Aim of the exercise:
When the string "user" appears in a line of the records, show the whole line.

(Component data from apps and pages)
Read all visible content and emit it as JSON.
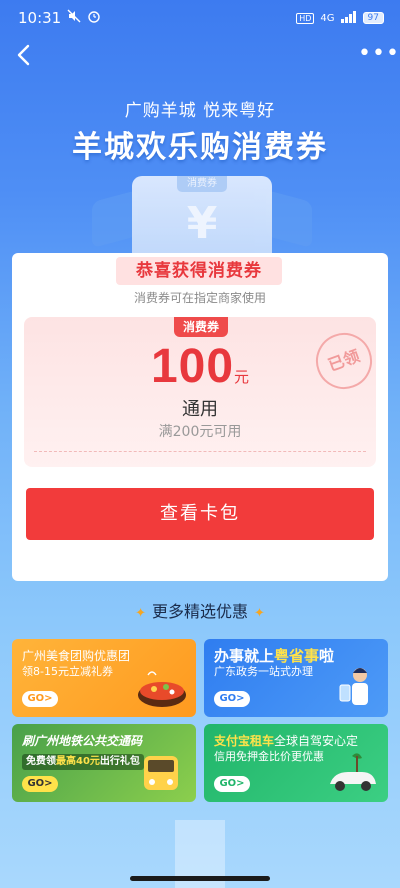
{
  "status_bar": {
    "time": "10:31",
    "network": "4G",
    "hd": "HD",
    "battery": "97"
  },
  "nav": {
    "back_icon": "back-arrow-icon",
    "more_label": "•••"
  },
  "hero": {
    "subtitle": "广购羊城 悦来粤好",
    "title": "羊城欢乐购消费券",
    "deco_tag": "消费券",
    "deco_symbol": "¥"
  },
  "card": {
    "congrats": "恭喜获得消费券",
    "hint": "消费券可在指定商家使用",
    "coupon": {
      "tag": "消费券",
      "amount": "100",
      "unit": "元",
      "type": "通用",
      "condition": "满200元可用",
      "stamp": "已领"
    },
    "button_label": "查看卡包"
  },
  "section": {
    "title": "更多精选优惠",
    "spark": "✦"
  },
  "promos": [
    {
      "line1": "广州美食团购优惠团",
      "line2": "领8-15元立减礼券",
      "go": "GO>"
    },
    {
      "line1_a": "办事就上",
      "line1_b": "粤省事",
      "line1_c": "啦",
      "line2": "广东政务一站式办理",
      "go": "GO>"
    },
    {
      "line1": "刷广州地铁公共交通码",
      "line2_a": "免费领",
      "line2_b": "最高40元",
      "line2_c": "出行礼包",
      "go": "GO>"
    },
    {
      "line1_a": "支付宝租车",
      "line1_b": "全球自驾安心定",
      "line2": "信用免押金比价更优惠",
      "go": "GO>"
    }
  ],
  "colors": {
    "accent_red": "#f23b3b",
    "bg_blue": "#3d7bf0"
  }
}
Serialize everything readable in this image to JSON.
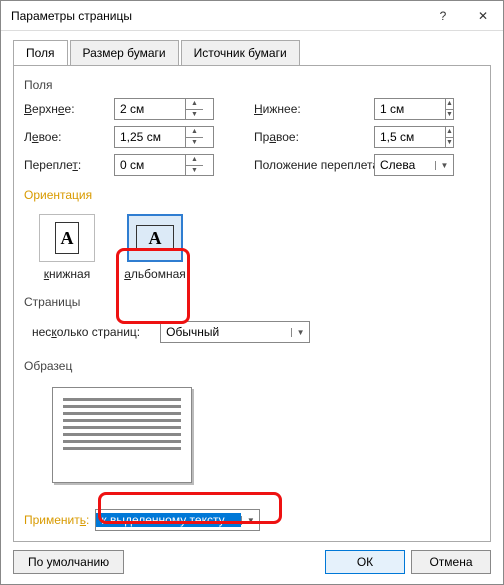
{
  "title": "Параметры страницы",
  "tabs": {
    "fields": "Поля",
    "paper": "Размер бумаги",
    "source": "Источник бумаги"
  },
  "groups": {
    "fields": "Поля",
    "orientation": "Ориентация",
    "pages": "Страницы",
    "sample": "Образец"
  },
  "margins": {
    "top_label": "Верхнее:",
    "top_value": "2 см",
    "left_label": "Левое:",
    "left_value": "1,25 см",
    "gutter_label": "Переплет:",
    "gutter_value": "0 см",
    "bottom_label": "Нижнее:",
    "bottom_value": "1 см",
    "right_label": "Правое:",
    "right_value": "1,5 см",
    "gutter_pos_label": "Положение переплета:",
    "gutter_pos_value": "Слева"
  },
  "orientation": {
    "portrait": "книжная",
    "landscape": "альбомная",
    "selected": "landscape"
  },
  "pages": {
    "label": "несколько страниц:",
    "value": "Обычный"
  },
  "apply": {
    "label": "Применить:",
    "value": "к выделенному тексту"
  },
  "buttons": {
    "default": "По умолчанию",
    "ok": "ОК",
    "cancel": "Отмена"
  },
  "icons": {
    "help": "?",
    "close": "✕",
    "up": "▲",
    "down": "▼",
    "drop": "▼",
    "letter": "A"
  }
}
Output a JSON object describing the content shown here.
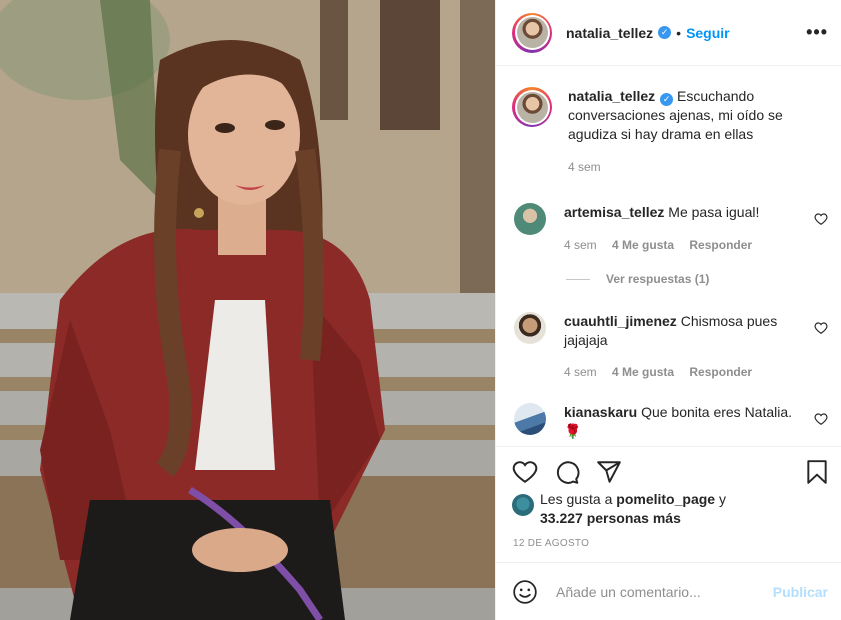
{
  "post": {
    "author": "natalia_tellez",
    "verified_mark": "✓",
    "separator": "•",
    "follow_label": "Seguir",
    "more_label": "•••",
    "caption": "Escuchando conversaciones ajenas, mi oído se agudiza si hay drama en ellas",
    "caption_time": "4 sem"
  },
  "comments": [
    {
      "user": "artemisa_tellez",
      "text": "Me pasa igual!",
      "time": "4 sem",
      "likes": "4 Me gusta",
      "reply_label": "Responder",
      "view_replies": "Ver respuestas (1)",
      "avatar_color": "#5f9a86"
    },
    {
      "user": "cuauhtli_jimenez",
      "text": "Chismosa pues jajajaja",
      "time": "4 sem",
      "likes": "4 Me gusta",
      "reply_label": "Responder",
      "avatar_color": "#7a5a44"
    },
    {
      "user": "kianaskaru",
      "text": "Que bonita eres Natalia.🌹",
      "avatar_color": "#6b8fb3"
    }
  ],
  "likes": {
    "prefix": "Les gusta a",
    "user": "pomelito_page",
    "conjunction": "y",
    "others": "33.227 personas más"
  },
  "date": "12 DE AGOSTO",
  "add_comment": {
    "placeholder": "Añade un comentario...",
    "publish_label": "Publicar"
  },
  "icons": {
    "like": "heart-icon",
    "comment": "comment-icon",
    "share": "paper-plane-icon",
    "save": "bookmark-icon",
    "emoji": "emoji-icon",
    "comment_like": "heart-icon"
  },
  "colors": {
    "link_blue": "#0095f6",
    "publish_disabled": "#b2dffc",
    "muted": "#8e8e8e",
    "jacket_red": "#8c2a27"
  }
}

Answer space:
      "user": "artemisa_tellez",
      "user": "cuauhtli_jimenez",
      "user": "kianaskaru",
    "user": "pomelito_page",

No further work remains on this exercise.